Pakistan suffered the worst floods in history: 7,000 containers were stranded


It is reported that Pakistan is suffering from unprecedented floods, with one-third of the area flooded. Flooding from record monsoon rains and melting glaciers in the north affected 33 million people in the country and killed at least 1,325, the country's National Disaster Management Agency said.


The country's foreign minister, Bhutto Zardari, said he was concerned that the damage from the floods would exceed current estimates of $10 billion, adding that the country's crisis was still ongoing and it was in a "rescue and relief phase." The South Asian country, already struggling with dwindling foreign exchange reserves and inflation at its highest level in decades, is now facing damage from a horrific natural disaster. More than 1 million homes have been destroyed, and more than 5,000 kilometers of roads, railways, more than 200 bridges, dams and other critical infrastructure have been damaged, the report said.

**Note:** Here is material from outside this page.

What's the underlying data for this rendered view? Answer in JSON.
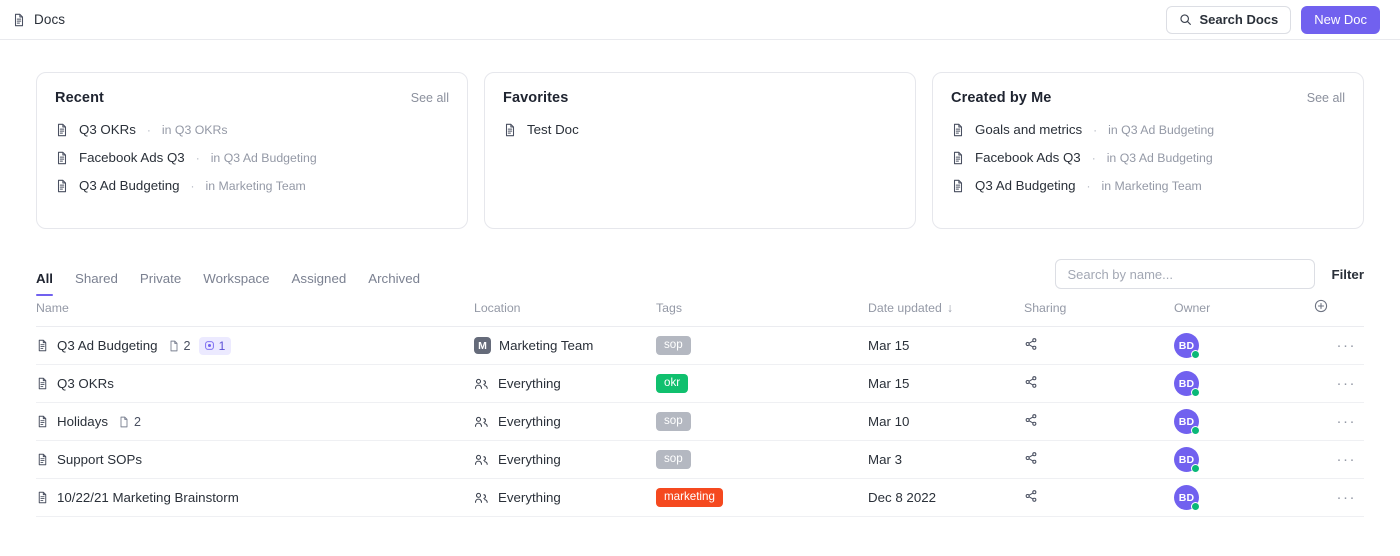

About 45 percent of cotton production, one of Pakistan's most important cash crops, has been destroyed. Citing preliminary estimates, Ahsan Iqbal, the country's Minister of Planning and Development, said the country would have to spend $3 billion to import raw materials for its textile industry, the country's largest source of foreign exchange earnings. "About 80 to 90 percent of Pakistan's crops have been damaged by floods," said Bhutto Zardari, the country's foreign minister. The International Rescue Committee reported that 4 million acres of crops were destroyed and 800,000 livestock died.


In addition, according to foreign media reports, the flooding that Pakistan is experiencing has caused up to 7,000 containers to be stranded on the road between Karachi and Chaman on the Afghan border in southeastern Kandahar, and demurrage charges are being incurred. Many trucks are carrying empty containers back to the carrier, but as the container's free lease period ends, D&D fees start to rise.


Traders said they were being charged between $130 and $170 a day per container for "holding" containers that could not be returned. A trader said: "So far, 11 days have passed since I had a container free, and the charge is now $1,870, and the shipping from Shanghai to Karachi is also around $2,000. So my cost doubled for a while."


In addition, many countries and international organizations around the world, including China, have provided financial assistance or material assistance to Pakistan. May Pakistan get over this difficult time as soon as possible.


Shenzhen Xunlaitong specializes in shipping export from Shenzhen to Australia & New Zealand, Germany, Netherlands and more business